- ACTION ITEM
Only lines containing "JSON" are wanted from the data below. Copy those lines.

- TASK INPUT

┄┄┄┄┄┄┄┄┄┄┄┄┄┄┄┄┄┄┄┄

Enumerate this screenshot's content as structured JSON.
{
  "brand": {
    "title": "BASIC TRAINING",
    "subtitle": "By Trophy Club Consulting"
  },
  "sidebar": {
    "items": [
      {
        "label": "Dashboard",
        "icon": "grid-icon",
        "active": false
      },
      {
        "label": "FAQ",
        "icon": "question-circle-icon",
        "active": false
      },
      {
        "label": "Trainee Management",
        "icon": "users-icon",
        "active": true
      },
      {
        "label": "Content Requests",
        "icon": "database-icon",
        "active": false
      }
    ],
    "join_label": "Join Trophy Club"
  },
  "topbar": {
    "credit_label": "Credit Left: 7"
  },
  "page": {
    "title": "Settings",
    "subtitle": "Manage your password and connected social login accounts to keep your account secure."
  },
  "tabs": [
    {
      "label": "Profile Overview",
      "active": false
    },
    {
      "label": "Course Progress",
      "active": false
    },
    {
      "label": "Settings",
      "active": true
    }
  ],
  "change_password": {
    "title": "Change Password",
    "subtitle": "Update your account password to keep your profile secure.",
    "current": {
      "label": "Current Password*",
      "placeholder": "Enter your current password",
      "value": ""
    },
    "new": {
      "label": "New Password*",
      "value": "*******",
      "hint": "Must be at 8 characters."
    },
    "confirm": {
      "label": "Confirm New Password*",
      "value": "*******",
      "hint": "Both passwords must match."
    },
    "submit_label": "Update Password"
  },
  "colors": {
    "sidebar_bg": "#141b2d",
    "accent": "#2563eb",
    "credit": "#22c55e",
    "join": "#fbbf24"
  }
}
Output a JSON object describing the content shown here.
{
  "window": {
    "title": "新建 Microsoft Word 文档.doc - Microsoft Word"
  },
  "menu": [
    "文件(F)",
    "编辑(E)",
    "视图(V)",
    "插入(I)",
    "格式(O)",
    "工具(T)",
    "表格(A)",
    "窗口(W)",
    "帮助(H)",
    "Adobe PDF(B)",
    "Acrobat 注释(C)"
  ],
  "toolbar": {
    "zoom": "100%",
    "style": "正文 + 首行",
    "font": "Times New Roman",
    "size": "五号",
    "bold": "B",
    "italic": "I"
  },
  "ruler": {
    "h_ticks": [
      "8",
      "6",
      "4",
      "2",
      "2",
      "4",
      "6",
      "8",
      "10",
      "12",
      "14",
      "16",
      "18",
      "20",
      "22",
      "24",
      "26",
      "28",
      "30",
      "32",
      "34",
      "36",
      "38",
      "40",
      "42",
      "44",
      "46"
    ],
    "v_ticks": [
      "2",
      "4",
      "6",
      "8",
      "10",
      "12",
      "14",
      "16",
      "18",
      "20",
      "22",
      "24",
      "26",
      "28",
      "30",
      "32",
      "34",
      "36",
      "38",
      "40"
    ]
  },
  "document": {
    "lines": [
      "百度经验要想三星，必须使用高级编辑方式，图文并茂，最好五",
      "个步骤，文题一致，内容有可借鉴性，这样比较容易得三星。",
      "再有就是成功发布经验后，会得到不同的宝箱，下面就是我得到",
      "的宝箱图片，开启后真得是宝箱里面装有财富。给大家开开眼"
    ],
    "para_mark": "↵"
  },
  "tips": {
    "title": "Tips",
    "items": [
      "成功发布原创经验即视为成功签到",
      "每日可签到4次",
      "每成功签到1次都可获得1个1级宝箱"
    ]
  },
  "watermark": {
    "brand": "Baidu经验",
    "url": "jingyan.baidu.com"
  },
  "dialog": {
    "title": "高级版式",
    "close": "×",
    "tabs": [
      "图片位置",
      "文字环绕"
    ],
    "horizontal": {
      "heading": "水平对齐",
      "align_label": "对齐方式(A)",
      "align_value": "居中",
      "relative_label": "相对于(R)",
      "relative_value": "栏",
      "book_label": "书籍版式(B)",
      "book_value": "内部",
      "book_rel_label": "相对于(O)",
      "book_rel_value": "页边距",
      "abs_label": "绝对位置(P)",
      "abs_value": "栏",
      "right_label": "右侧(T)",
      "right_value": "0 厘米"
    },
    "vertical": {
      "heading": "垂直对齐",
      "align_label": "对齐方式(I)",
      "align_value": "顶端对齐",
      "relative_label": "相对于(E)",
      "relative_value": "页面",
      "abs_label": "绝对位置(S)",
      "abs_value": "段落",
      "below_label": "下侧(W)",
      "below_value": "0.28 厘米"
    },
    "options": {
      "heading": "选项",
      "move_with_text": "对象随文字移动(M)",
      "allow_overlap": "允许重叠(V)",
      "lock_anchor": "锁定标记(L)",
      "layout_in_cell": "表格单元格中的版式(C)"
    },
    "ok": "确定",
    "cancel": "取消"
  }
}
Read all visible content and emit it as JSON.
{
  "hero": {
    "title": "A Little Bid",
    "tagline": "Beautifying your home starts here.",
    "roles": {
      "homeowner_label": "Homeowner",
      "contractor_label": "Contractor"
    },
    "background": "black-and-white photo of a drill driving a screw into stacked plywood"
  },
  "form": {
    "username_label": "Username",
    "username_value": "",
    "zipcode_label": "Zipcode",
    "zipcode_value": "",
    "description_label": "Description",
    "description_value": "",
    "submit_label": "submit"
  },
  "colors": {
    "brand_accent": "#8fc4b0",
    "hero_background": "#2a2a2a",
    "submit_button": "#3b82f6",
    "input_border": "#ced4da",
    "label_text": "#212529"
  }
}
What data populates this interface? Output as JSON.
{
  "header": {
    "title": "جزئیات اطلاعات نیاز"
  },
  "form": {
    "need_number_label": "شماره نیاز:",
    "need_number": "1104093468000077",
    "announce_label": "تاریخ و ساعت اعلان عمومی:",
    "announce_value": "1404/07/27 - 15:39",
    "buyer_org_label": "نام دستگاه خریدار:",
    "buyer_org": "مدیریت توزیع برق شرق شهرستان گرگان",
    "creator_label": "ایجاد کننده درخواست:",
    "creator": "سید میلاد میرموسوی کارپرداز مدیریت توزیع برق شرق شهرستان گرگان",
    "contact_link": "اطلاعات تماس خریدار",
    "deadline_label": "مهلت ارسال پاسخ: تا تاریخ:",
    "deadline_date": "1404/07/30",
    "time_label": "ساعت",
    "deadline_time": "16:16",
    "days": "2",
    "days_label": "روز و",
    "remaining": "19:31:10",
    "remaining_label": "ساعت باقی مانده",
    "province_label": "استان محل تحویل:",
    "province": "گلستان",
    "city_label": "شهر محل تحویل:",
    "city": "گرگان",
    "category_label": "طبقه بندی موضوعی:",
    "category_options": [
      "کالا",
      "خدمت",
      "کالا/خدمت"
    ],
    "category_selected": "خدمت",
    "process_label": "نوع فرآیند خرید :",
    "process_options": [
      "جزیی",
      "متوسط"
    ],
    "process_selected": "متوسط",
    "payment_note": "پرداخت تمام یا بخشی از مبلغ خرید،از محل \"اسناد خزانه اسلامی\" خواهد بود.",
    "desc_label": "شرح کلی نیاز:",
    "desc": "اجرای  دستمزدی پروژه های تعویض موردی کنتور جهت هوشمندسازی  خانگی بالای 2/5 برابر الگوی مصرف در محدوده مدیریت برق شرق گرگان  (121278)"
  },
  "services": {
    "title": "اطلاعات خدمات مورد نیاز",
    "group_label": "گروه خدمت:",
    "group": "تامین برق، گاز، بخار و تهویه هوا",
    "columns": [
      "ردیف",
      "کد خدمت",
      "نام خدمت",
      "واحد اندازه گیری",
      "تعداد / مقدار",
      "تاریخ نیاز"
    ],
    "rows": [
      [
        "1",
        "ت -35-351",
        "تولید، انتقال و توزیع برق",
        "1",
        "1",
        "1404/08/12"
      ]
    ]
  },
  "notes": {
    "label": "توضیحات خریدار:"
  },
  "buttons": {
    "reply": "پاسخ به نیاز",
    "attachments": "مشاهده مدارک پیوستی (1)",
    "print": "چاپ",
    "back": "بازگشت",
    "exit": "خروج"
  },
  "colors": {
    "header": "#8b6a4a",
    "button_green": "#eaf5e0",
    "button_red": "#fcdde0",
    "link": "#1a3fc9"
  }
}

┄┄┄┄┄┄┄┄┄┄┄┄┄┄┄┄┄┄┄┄

- RESULT OF THE EXERCISE
Enumerate this screenshot's content as structured JSON.
Output a JSON object describing the content shown here.
Read all visible content and emit it as JSON.
What data populates this interface? Output as JSON.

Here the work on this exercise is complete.